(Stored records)
==================================================
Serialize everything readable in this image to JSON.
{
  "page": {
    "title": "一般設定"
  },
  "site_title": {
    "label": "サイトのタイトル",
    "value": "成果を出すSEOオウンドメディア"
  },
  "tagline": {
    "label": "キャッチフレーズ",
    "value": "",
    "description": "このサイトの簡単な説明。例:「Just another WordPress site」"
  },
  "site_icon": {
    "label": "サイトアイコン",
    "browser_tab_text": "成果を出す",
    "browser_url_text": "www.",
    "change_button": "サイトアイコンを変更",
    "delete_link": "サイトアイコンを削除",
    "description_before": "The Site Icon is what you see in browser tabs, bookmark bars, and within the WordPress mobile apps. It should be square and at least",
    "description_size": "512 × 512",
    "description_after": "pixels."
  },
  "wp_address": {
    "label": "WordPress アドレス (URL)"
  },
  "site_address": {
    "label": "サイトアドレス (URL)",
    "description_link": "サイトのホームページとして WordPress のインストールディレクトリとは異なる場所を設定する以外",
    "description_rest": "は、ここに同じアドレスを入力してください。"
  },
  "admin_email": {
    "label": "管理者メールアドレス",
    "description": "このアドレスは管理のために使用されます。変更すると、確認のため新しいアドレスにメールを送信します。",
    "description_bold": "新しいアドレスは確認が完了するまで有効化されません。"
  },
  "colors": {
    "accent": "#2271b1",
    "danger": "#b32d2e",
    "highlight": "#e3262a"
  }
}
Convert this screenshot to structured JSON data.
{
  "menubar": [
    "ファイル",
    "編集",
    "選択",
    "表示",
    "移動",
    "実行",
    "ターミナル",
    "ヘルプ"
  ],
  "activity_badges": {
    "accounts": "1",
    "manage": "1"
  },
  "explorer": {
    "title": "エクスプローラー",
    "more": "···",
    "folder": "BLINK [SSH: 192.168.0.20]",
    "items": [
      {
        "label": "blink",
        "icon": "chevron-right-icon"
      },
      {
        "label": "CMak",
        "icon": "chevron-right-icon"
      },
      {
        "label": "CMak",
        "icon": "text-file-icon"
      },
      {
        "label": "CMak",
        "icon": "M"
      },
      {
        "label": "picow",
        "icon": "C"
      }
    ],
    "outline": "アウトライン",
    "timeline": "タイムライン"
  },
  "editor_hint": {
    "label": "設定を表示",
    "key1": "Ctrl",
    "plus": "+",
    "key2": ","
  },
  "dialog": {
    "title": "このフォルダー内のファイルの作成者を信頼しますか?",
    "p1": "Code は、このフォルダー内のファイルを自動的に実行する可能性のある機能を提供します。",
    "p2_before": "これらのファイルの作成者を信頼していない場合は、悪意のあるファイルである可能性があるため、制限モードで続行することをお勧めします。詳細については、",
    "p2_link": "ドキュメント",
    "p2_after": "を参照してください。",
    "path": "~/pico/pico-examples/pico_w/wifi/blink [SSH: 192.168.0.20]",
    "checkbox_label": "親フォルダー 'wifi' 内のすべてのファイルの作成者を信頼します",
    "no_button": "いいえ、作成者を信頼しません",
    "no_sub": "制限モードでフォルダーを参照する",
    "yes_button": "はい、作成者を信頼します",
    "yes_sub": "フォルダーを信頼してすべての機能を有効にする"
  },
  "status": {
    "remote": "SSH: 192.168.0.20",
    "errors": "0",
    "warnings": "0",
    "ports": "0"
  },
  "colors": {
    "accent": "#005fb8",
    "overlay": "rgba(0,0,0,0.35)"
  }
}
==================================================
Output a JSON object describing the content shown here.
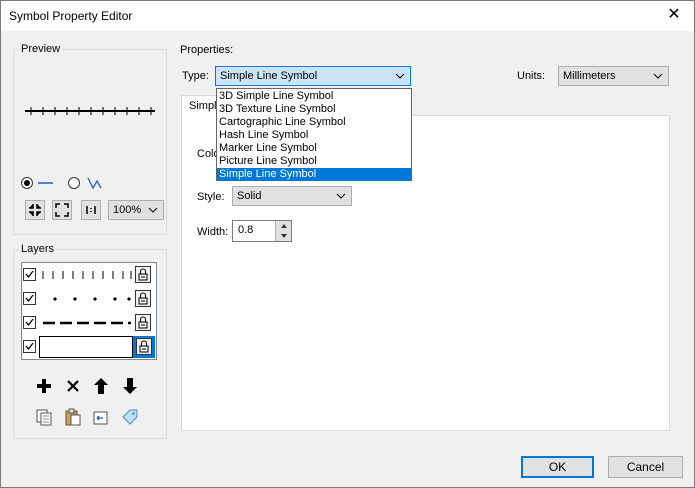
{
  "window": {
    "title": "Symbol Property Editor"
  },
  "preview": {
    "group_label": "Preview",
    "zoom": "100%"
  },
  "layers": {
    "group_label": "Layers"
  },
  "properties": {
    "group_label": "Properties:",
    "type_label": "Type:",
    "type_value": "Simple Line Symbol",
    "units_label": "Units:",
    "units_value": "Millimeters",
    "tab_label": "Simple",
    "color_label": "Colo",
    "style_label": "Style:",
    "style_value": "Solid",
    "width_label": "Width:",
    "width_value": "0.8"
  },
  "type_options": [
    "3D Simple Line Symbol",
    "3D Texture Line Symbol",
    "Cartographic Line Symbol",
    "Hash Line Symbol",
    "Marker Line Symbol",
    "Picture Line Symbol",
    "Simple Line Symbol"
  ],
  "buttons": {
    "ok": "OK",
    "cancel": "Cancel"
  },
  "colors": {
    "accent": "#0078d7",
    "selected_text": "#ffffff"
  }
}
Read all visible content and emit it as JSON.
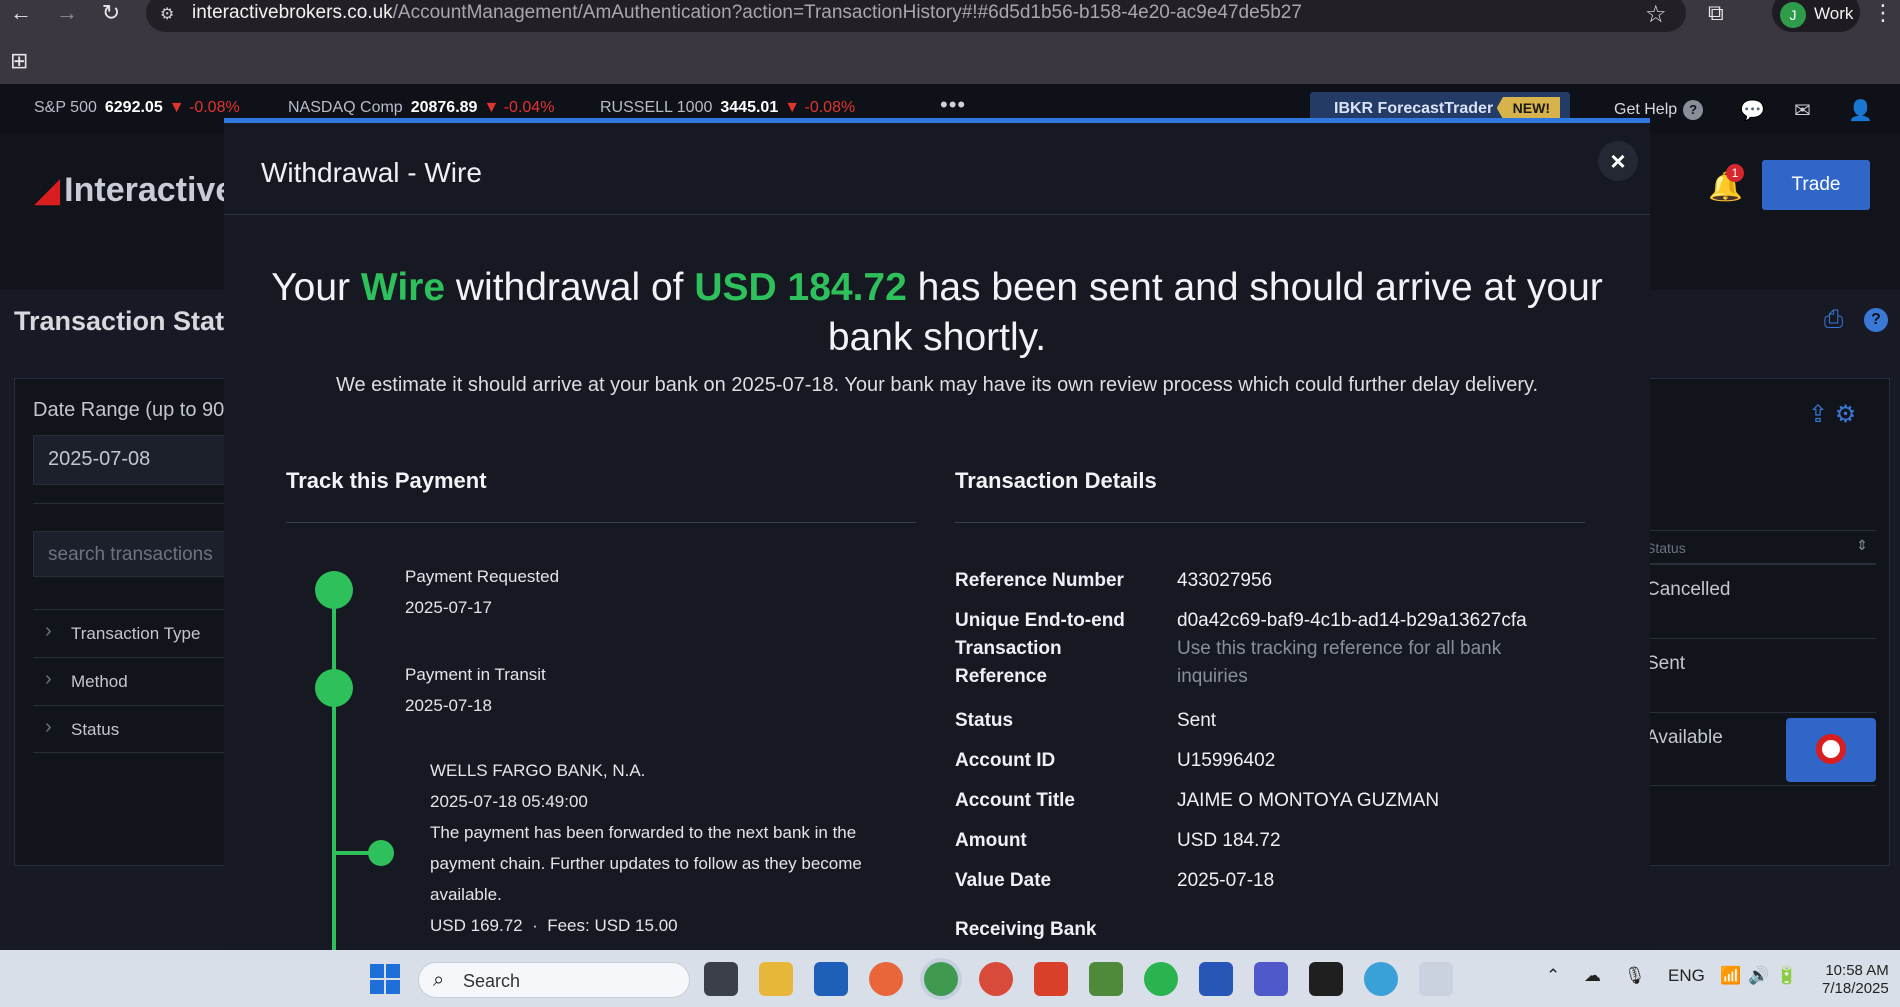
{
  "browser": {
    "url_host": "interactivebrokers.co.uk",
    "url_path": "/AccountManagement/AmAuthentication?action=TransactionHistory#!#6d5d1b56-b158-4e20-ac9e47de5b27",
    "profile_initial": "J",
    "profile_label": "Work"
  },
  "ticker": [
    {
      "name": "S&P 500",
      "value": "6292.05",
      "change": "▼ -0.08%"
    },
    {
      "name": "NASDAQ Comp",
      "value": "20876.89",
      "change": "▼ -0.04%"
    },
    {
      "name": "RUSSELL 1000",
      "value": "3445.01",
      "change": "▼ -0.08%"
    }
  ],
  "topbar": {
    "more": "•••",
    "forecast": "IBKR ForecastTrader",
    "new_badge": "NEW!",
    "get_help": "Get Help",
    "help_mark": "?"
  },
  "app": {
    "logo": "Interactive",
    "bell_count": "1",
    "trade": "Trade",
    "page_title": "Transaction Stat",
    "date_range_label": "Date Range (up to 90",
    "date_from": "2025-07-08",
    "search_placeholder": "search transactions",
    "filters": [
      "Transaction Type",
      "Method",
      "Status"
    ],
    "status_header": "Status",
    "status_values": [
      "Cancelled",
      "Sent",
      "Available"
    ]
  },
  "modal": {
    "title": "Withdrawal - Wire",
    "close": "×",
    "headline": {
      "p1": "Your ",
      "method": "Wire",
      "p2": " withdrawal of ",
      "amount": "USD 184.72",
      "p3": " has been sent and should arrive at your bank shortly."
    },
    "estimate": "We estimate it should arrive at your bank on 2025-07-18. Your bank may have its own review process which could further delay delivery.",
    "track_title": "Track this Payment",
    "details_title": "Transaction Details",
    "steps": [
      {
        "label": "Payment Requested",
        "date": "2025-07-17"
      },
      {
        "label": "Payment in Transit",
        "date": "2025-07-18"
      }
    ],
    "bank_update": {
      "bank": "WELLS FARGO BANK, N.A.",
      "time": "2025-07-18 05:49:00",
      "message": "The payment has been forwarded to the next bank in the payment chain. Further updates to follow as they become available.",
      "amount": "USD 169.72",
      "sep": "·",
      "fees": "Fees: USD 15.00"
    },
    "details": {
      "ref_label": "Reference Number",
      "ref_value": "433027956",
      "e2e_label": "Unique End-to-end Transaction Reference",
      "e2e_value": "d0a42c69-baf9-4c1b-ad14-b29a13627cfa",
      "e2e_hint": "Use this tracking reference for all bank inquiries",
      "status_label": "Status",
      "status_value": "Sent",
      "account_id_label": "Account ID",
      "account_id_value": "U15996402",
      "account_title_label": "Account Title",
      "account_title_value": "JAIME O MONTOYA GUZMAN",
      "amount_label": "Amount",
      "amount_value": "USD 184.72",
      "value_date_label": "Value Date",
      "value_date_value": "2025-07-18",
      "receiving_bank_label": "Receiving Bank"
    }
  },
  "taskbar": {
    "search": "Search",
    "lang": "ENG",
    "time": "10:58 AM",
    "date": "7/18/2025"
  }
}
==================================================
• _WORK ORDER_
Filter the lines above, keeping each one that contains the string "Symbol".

• _COMPLETED EXERCISE_
    "title": "Symbol Property Editor"
    "type_value": "Simple Line Symbol",
    "3D Simple Line Symbol",
    "3D Texture Line Symbol",
    "Cartographic Line Symbol",
    "Hash Line Symbol",
    "Marker Line Symbol",
    "Picture Line Symbol",
    "Simple Line Symbol"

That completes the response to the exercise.